You are not loyal, Opele you are such a true priest" Therefore, from this Ifa verse we know that using ‘Opele’ is never a taboo for women since we can find out that ‘Osu-n-leyo’ who is an ‘Iyanifa’ did not only touch but used ‘Opele’ to find out what was a puzzle to her, we still have many more verses of Ifa that lend credence to or support the claim. What we found out is that women cannot touch, use or go near ‘Opele’ during their menstrual period, not only that, the findings also revealed that they cannot go near Ifa or any Orisa during this time, even the Yoruba belief claims that any African or traditional medicine touched by women during this time become powerless, so women are advised not to break this taboo and that all should join hands to respect it with all other Yoruba tradition. CONCLUSION In conclusion, what our people (men and women of nowadays) in Ifa, especially those at the diaspora should avoid is attending to clients with ‘Opele’ since they don’t have the training just because of the language and long years needed for its training, their ‘Opele’ can only be used to confirm YES or NO on puzzling matters and they should always liase with their godfather regarding readings.

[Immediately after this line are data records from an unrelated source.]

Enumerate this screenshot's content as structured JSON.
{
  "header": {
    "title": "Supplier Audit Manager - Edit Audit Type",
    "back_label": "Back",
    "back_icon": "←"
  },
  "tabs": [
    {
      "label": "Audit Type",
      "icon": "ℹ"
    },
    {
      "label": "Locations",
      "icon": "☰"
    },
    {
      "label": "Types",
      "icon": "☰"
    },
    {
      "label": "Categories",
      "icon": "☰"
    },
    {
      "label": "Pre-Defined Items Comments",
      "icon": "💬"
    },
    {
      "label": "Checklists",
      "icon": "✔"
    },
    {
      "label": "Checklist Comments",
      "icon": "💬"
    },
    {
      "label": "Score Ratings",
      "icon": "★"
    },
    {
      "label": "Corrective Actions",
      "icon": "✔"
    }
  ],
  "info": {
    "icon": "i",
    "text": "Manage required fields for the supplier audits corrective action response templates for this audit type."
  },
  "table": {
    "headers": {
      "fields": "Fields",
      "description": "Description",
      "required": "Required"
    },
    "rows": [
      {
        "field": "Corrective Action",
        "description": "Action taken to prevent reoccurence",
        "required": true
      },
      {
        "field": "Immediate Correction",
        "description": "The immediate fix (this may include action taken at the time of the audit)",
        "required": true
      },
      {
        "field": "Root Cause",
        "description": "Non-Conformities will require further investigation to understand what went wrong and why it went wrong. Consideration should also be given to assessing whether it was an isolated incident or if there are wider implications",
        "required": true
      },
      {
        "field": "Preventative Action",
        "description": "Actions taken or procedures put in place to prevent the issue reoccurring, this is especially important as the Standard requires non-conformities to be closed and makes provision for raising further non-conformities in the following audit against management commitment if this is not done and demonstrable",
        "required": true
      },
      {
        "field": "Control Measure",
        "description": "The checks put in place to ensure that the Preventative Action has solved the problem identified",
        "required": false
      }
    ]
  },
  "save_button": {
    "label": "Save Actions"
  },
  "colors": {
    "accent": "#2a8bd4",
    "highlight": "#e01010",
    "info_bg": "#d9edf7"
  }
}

REMEMBER YOU ARE TAKING ANOTHER PERSONS LIFE IN YOUR HANDS. Another important issue I would like to address here is that of IFA INITIATION that is being used by our people in the diasporas to determine who a BABALAWO or IYANIFA is, it has to be stated here that being initiated does not qualify one to be a Babalawo or an Iyanifa, and as explained above, one would need a long period of time, even years to study Ifa before such a person can be known and called a Babalawo or an Iyanifa, the Ifa initiation one undergo is to maintain ones life and also to correct some mistakes one might have made in the process of the choice of destiny (for more information on this, read "DESTINY AND IFA INITIATION" written by the author of this write up) that is to say Ifa initiation is just a rebirth that each one of us needed to begin a new life, it does not name one a Babalawo or an Iyanifa, it is only the study that can qualify one to be a Babalawo or an Iyanifa. It does not mean that a person that has ifa cannot make or allow someone to give offering to ifa on behalf of that person, but that is offerings. Lastly, it is also of importance to note here that Ifa initiation can be done at any age, it may be at tender age before one go for Ifa training or after and that is even why we have some Babalawo who did their Ifa initiations or after they graduated from their Ifa training.